It's important for companies to build purpose into their marketing and communications efforts. But that's not enough to make a company's purpose, once defined, take flight. Purpose has to become an essential guide for policies and procedures, product development and partnerships, employee engagement and culture. Patagonia, for instance, gives 1% of sales to environmental causes, but its commitment to that mission extends to its own transparent supply chain; the company measures Patagonia's environmental impact "from crop to fabric to finished garment." In other words, the company's purpose informs every aspect of how they do business and make decisions, far beyond public-facing marketing efforts. That said, Marketing teams can be powerful influencers of how purpose comes to life authentically across the business internally, as well as in brand stories and marketing campaigns externally. And increasingly, I see the opportunity for my Chief Marketing Officer peers to take on the role of Chief Purpose Officer as well.
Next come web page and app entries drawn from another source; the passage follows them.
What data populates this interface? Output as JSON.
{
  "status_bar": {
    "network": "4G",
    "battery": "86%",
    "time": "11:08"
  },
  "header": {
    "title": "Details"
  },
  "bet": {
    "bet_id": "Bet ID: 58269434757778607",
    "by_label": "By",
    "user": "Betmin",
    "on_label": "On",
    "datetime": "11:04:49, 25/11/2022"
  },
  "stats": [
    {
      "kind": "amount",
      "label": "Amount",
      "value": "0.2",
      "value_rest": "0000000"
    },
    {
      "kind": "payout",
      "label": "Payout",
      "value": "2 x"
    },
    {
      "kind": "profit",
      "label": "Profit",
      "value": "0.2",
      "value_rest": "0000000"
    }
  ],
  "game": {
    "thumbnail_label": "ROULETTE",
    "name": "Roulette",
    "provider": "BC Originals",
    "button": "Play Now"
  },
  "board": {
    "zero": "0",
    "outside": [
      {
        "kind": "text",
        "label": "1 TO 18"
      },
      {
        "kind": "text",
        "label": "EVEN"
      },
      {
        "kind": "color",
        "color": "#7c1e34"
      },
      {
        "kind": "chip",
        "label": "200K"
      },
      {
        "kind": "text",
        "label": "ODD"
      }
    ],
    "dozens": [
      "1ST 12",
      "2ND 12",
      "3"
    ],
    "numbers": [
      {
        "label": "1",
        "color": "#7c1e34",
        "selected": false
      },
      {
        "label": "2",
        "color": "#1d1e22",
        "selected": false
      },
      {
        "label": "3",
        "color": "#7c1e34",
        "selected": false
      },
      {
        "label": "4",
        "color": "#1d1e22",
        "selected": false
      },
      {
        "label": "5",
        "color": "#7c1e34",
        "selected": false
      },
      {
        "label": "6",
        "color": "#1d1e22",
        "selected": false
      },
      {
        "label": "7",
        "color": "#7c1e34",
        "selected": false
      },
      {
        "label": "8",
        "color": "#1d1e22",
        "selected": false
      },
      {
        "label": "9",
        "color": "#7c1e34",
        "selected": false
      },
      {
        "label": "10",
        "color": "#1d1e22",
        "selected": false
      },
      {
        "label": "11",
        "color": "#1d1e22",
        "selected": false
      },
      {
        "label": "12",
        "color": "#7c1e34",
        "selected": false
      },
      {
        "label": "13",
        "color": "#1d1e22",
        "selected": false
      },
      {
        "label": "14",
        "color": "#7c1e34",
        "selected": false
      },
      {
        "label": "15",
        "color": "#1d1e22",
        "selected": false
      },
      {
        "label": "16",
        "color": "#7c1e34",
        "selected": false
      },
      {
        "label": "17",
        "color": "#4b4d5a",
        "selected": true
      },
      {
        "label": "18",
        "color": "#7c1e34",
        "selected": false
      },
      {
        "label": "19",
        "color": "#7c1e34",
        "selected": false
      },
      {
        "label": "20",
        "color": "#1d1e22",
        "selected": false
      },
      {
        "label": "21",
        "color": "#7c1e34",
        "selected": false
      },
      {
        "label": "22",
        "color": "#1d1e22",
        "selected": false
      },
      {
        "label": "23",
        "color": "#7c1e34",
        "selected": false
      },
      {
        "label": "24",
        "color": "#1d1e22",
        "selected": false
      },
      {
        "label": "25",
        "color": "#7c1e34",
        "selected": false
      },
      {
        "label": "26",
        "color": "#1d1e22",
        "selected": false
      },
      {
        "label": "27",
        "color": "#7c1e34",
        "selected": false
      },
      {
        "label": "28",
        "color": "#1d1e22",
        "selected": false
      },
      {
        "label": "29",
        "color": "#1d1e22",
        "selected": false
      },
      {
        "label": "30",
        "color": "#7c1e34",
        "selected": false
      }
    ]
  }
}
Similarly, at CareerBuilder, we knew that if our purpose was to help people build a life that works, we had to rethink skill-building and recruiting strategies. We know from our own data sets, analytics, and deep learning that a person's skills and real-world experience have more to do with their ability to succeed at a job than anything, including a pedigreed education. So we decided to drop the college degree requirement for the majority of our CareerBuilder job listings. Building a life that works meant opening our minds to different kinds of candidates, and has changed how we operate in our own HR department.
Own your mistakes, with purpose
It's essential to articulate your purpose and demonstrate how your company lives by it. But no one, no company is perfect. I find that a clear purpose can be an effective guide for how to navigate mistakes too. Starbucks is a great example of the power of purpose in times of crisis. For decades, Starbucks has been focused on being "the third place" -- a community gathering place between work and home. They've thoughtfully designed spaces and created a work environment with benefits to attract and retain great team members. But when two men were arrested at Starbucks in 2018 for having a business meeting without buying anything – and one of them was denied use of the restroom (at the time, the company's policy stated that restrooms were for paying customers only) – the company was clearly not living its purpose that day.
The backlash on social media was swift and brutal. But Starbucks reacted quickly by changing its policy. "Any person who enters our spaces, including patios, cafes and restrooms, regardless of whether they make a purchase, is considered a customer," Starbucks declared. And a month after the incident, the company temporarily closed its stores to take employees through racial bias training. They didn't just try to smooth things over with an apology. They owned the mistake, took decisive action and showed the community that Starbucks was serious about living its purpose.
Don't just talk about purpose, show it
Consumers are savvy about brand messaging and can easily tell the difference between authenticity and spin. Celebrity marketing, for instance, has been effective for some brands. But relying on someone else's fame and reputation to tell the world that your product or service is great can also be risky. Who really controls the message? What happens if there's a conflict in purpose or values? It's tempting to borrow on the equity of others – and I know firsthand that it can drive marketing outcomes. But at a time when people crave connection to something real, I think it's more powerful, and effective, to let your brand speak for itself by showing the world what you stand for, and making sure your purpose shows up in everything your company does.
PayPal demonstrated this elegantly last month when CEO Dan Schulman announced that the company was setting aside $25 million to make interest free cash advances to federal employees who were experiencing financial hardship because of the government shutdown. This was clearly a purpose-driven decision and a lesson for all marketers: let the message be about what you choose to do, not just what you choose to say.